Mellon Foundation hands out grants
When Disney tuner “Beauty and the Beast” opened in Moscow in October, some legiters might have been inclined to think: Really? Russia?
After all, the expanding market of the moment is China, with plenty of talk along the Rialto about cross-cultural productions and growing the nation’s performing arts infrastructure. (Broadway gets its first Chinese import, “The Soul of Shaolin,” early next year.)
On the other hand, not much attention has been focused on Russki growth potential. But it’s there — or at least it could be.
“I wouldn’t say it’s a top priority, but in those emerging markets, it’s up there right behind Asia,” says Ron Kollen, senior VP of international affairs at Disney Theatrical Prods.
For its first steps into the motherland, Disney followed the lead of Stage Entertainment, the Euro production company that licenses Disney shows abroad and is backing the Moscow incarnation.
“I would call the musical market in Russia a virgin market,” says Dmitry Bogachev, managing director of Stage Entertainment Russia.
According to Bogachev, Western-style tuners have been around in Russia really only since 2001. Some, like “42nd Street,” have proved too American to catch on.
“But there are some universal products,” Bogachev notes. Like, for instance, Abba: Stage’s production of “Mamma Mia!” ran in Moscow for 19 months.
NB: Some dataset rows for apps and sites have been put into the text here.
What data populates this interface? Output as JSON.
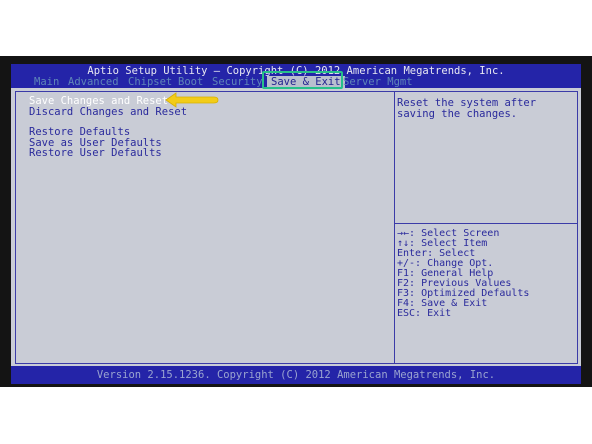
{
  "title": "Aptio Setup Utility – Copyright (C) 2012 American Megatrends, Inc.",
  "menu": {
    "items": [
      "Main",
      "Advanced",
      "Chipset",
      "Boot",
      "Security",
      "Save & Exit",
      "Server Mgmt"
    ],
    "active": "Save & Exit"
  },
  "options": [
    "Save Changes and Reset",
    "Discard Changes and Reset",
    "Restore Defaults",
    "Save as User Defaults",
    "Restore User Defaults"
  ],
  "selected_option": "Save Changes and Reset",
  "help_text": "Reset the system after saving the changes.",
  "key_help": [
    "→←: Select Screen",
    "↑↓: Select Item",
    "Enter: Select",
    "+/-: Change Opt.",
    "F1: General Help",
    "F2: Previous Values",
    "F3: Optimized Defaults",
    "F4: Save & Exit",
    "ESC: Exit"
  ],
  "footer": "Version 2.15.1236. Copyright (C) 2012 American Megatrends, Inc.",
  "colors": {
    "bios_blue": "#2424a8",
    "panel_background": "#c9ccd6",
    "option_text": "#2a2a9c",
    "annotation_box": "#26c08a",
    "annotation_arrow": "#f2cc19"
  }
}
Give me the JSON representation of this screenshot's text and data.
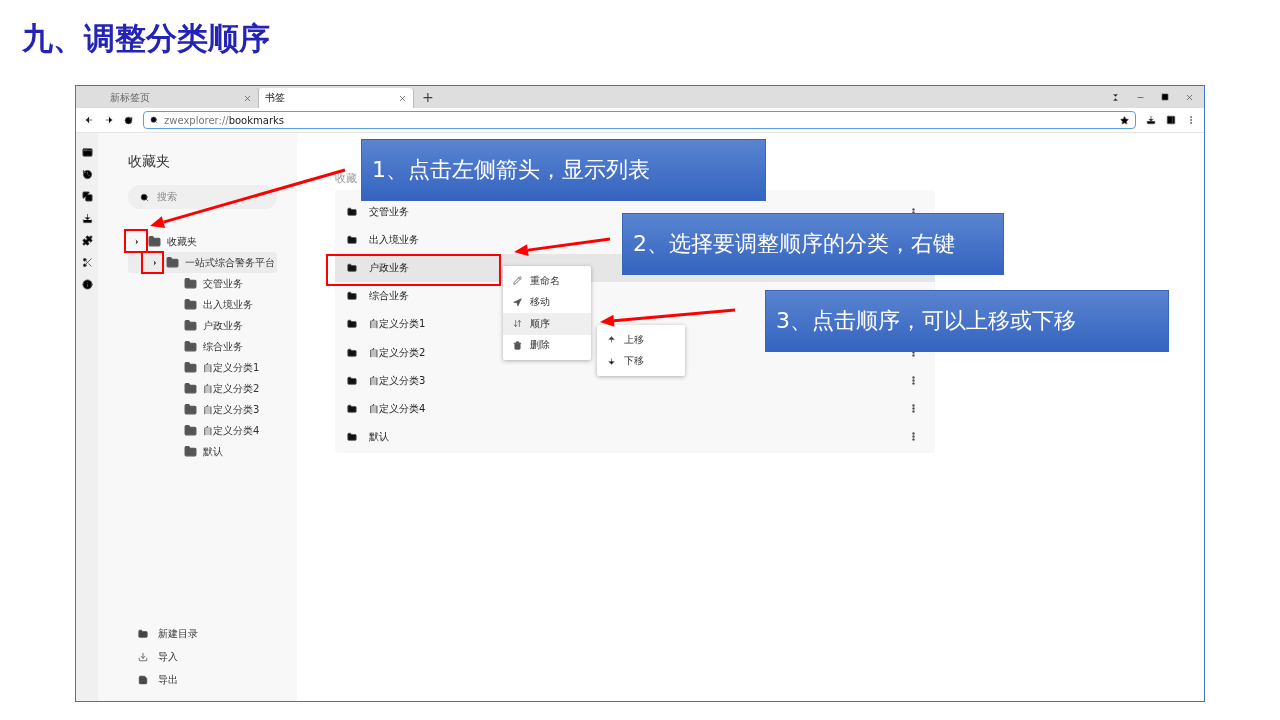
{
  "slide_title": "九、调整分类顺序",
  "browser": {
    "tabs": [
      {
        "label": "新标签页",
        "selected": false
      },
      {
        "label": "书签",
        "selected": true
      }
    ],
    "new_tab": "+",
    "url_scheme": "zwexplorer://",
    "url_path": "bookmarks"
  },
  "sidebar": {
    "title": "收藏夹",
    "search": {
      "placeholder": "搜索"
    },
    "tree": [
      {
        "label": "收藏夹",
        "selected": false,
        "children": [
          {
            "label": "一站式综合警务平台",
            "selected": true,
            "children": [
              {
                "label": "交管业务",
                "selected": false
              },
              {
                "label": "出入境业务",
                "selected": false
              },
              {
                "label": "户政业务",
                "selected": false
              },
              {
                "label": "综合业务",
                "selected": false
              },
              {
                "label": "自定义分类1",
                "selected": false
              },
              {
                "label": "自定义分类2",
                "selected": false
              },
              {
                "label": "自定义分类3",
                "selected": false
              },
              {
                "label": "自定义分类4",
                "selected": false
              },
              {
                "label": "默认",
                "selected": false
              }
            ]
          }
        ]
      }
    ],
    "actions": [
      {
        "kind": "new-folder",
        "label": "新建目录"
      },
      {
        "kind": "import",
        "label": "导入"
      },
      {
        "kind": "export",
        "label": "导出"
      }
    ]
  },
  "main": {
    "heading": "收藏",
    "rows": [
      {
        "label": "交管业务",
        "selected": false
      },
      {
        "label": "出入境业务",
        "selected": false
      },
      {
        "label": "户政业务",
        "selected": true
      },
      {
        "label": "综合业务",
        "selected": false
      },
      {
        "label": "自定义分类1",
        "selected": false
      },
      {
        "label": "自定义分类2",
        "selected": false
      },
      {
        "label": "自定义分类3",
        "selected": false
      },
      {
        "label": "自定义分类4",
        "selected": false
      },
      {
        "label": "默认",
        "selected": false
      }
    ]
  },
  "context_menu": [
    {
      "kind": "rename",
      "label": "重命名",
      "selected": false
    },
    {
      "kind": "move",
      "label": "移动",
      "selected": false
    },
    {
      "kind": "order",
      "label": "顺序",
      "selected": true
    },
    {
      "kind": "delete",
      "label": "删除",
      "selected": false
    }
  ],
  "submenu": [
    {
      "kind": "up",
      "label": "上移"
    },
    {
      "kind": "down",
      "label": "下移"
    }
  ],
  "annotations": [
    "1、点击左侧箭头，显示列表",
    "2、选择要调整顺序的分类，右键",
    "3、点击顺序，可以上移或下移"
  ]
}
“Beauty” also is doing well, logging a record-breaking advance of 50,000 ticket sales, Bogachev says. He hopes the show will play until summer, then tour to two or three other cities in Russia before maybe swinging back for a second season in Moscow.
The musical is helped along by the fact that Russian auds, like American ones, are extremely familiar with the 1991 animated pic on which “Beauty” is based. (Possibly from pirated DVDs, but still…)
Stage also had a sense of the potential going in, after conducting surveys and telephone polls to gauge what might attract the country’s theatergoers. After all, Russia may have more of a Euro influence than Asia, but there’s still something of a cultural divide.
“Before the ’80s, we had a different level of information,” Bogachev says. “There was an iron curtain, and some things were behind it.”
Meanwhile, as the economy collapses, the Mellon Foundation is handing out cash.
OK, that’s maybe an exaggeration. But over the last several weeks, as most legit news has focused on the potentially dire fallout of a global fiscal crisis, several stories have cropped up in which the Andrew W. Mellon Foundation has awarded major sums to performing arts orgs all over the country.
There’s the array of grants, ranging from $400,000 to $1 million each, handed out to playwright development companies and theaters such as New Dramatists and Minneapolis’ Playwrights’ Center. There’s the Mellon-funded creation of a new salaried position, the master writer chair, at the Public Theater. Oh, also the $2 million that went to Playwrights Horizons for the development of new tuners.
It’s mostly an accident of timing, says Diane Ragsdale, the foundation’s associate program officer for the performing arts. The philanthropic org had committed to most of these initiatives months before the economic sky began falling.
Theaters always are among the companies to receive multi-year funding from the foundation, which doles out about $28 million to performing arts orgs in an average annum, according to Ragsdale. This year many of the projects to receive coin aim to redefine the existing infrastructures of legit institutions and creative development.
Still, it does seem a bit like the foundation, which gets its cash from interest earned off the unimaginably huge Mellon fortune, has nothing to fear from the current economic situation.
It’s true there’s nothing traumatic on the horizon. “But we all anticipate budgets will tighten, including ours,” Ragsdale says.